Page and application data records
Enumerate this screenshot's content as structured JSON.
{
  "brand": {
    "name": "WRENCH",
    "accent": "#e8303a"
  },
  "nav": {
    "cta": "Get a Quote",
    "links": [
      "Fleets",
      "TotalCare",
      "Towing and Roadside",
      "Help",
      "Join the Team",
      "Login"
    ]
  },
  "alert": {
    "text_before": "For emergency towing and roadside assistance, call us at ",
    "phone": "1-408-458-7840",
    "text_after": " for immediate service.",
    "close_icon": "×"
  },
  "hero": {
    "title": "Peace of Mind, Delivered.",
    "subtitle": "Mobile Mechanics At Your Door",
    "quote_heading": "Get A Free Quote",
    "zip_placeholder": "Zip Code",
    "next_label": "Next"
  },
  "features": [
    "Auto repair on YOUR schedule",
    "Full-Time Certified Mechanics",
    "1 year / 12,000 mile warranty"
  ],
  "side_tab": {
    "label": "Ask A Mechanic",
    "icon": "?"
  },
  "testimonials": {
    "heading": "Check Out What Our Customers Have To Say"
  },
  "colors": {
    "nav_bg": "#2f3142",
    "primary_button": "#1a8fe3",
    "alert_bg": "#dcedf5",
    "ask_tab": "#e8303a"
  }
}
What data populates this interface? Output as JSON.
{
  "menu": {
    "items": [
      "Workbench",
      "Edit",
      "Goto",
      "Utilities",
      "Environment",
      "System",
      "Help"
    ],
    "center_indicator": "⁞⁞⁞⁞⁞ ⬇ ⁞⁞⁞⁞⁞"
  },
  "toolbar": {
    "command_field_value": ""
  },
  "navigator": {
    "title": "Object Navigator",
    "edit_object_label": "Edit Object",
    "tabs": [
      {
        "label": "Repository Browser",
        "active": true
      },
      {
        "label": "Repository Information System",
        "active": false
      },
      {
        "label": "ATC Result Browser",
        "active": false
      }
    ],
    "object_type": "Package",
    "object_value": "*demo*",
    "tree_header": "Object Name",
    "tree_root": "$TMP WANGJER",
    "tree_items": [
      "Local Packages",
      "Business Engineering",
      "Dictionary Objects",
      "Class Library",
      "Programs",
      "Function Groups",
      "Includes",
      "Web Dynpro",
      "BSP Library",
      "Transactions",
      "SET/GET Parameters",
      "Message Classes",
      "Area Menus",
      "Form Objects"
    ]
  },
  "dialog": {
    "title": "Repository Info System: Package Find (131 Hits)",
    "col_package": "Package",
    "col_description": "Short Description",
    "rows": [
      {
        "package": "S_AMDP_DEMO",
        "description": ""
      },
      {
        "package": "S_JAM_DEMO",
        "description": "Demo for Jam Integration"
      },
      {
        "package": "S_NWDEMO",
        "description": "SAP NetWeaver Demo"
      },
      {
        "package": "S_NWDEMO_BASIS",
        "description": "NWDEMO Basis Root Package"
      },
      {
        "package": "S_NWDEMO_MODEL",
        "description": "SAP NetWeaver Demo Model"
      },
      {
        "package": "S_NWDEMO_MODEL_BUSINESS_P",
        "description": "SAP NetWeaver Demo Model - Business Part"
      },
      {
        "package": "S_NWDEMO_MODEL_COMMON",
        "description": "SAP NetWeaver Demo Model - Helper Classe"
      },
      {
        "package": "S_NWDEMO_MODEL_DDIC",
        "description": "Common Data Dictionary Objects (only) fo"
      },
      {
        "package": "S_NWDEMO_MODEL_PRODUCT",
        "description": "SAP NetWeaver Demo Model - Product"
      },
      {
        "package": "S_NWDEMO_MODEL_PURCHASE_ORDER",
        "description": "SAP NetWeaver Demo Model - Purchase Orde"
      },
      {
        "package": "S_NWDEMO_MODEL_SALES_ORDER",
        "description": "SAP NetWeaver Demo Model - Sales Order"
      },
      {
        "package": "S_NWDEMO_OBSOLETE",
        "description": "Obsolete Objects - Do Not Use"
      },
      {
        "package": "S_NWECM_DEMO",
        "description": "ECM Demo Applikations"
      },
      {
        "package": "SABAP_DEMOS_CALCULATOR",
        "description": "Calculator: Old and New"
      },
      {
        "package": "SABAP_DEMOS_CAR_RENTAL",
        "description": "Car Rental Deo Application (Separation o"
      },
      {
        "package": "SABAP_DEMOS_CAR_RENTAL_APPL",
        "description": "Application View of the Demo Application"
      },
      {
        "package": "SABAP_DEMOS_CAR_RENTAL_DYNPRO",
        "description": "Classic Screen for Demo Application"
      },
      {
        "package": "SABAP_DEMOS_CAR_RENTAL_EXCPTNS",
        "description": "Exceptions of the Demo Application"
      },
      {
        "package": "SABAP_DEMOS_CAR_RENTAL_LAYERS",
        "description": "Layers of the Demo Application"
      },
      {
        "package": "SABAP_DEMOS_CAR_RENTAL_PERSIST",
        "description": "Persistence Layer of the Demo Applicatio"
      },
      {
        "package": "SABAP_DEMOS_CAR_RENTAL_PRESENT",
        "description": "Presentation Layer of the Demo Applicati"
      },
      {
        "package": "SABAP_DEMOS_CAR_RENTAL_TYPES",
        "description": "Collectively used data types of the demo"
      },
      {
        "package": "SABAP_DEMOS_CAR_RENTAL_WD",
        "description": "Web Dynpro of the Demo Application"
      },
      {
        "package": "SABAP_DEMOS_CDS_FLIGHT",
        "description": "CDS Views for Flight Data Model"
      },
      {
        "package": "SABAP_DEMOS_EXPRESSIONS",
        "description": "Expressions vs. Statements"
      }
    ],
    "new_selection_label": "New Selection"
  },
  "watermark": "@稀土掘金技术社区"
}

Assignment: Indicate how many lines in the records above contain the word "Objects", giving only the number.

Result of this task: 4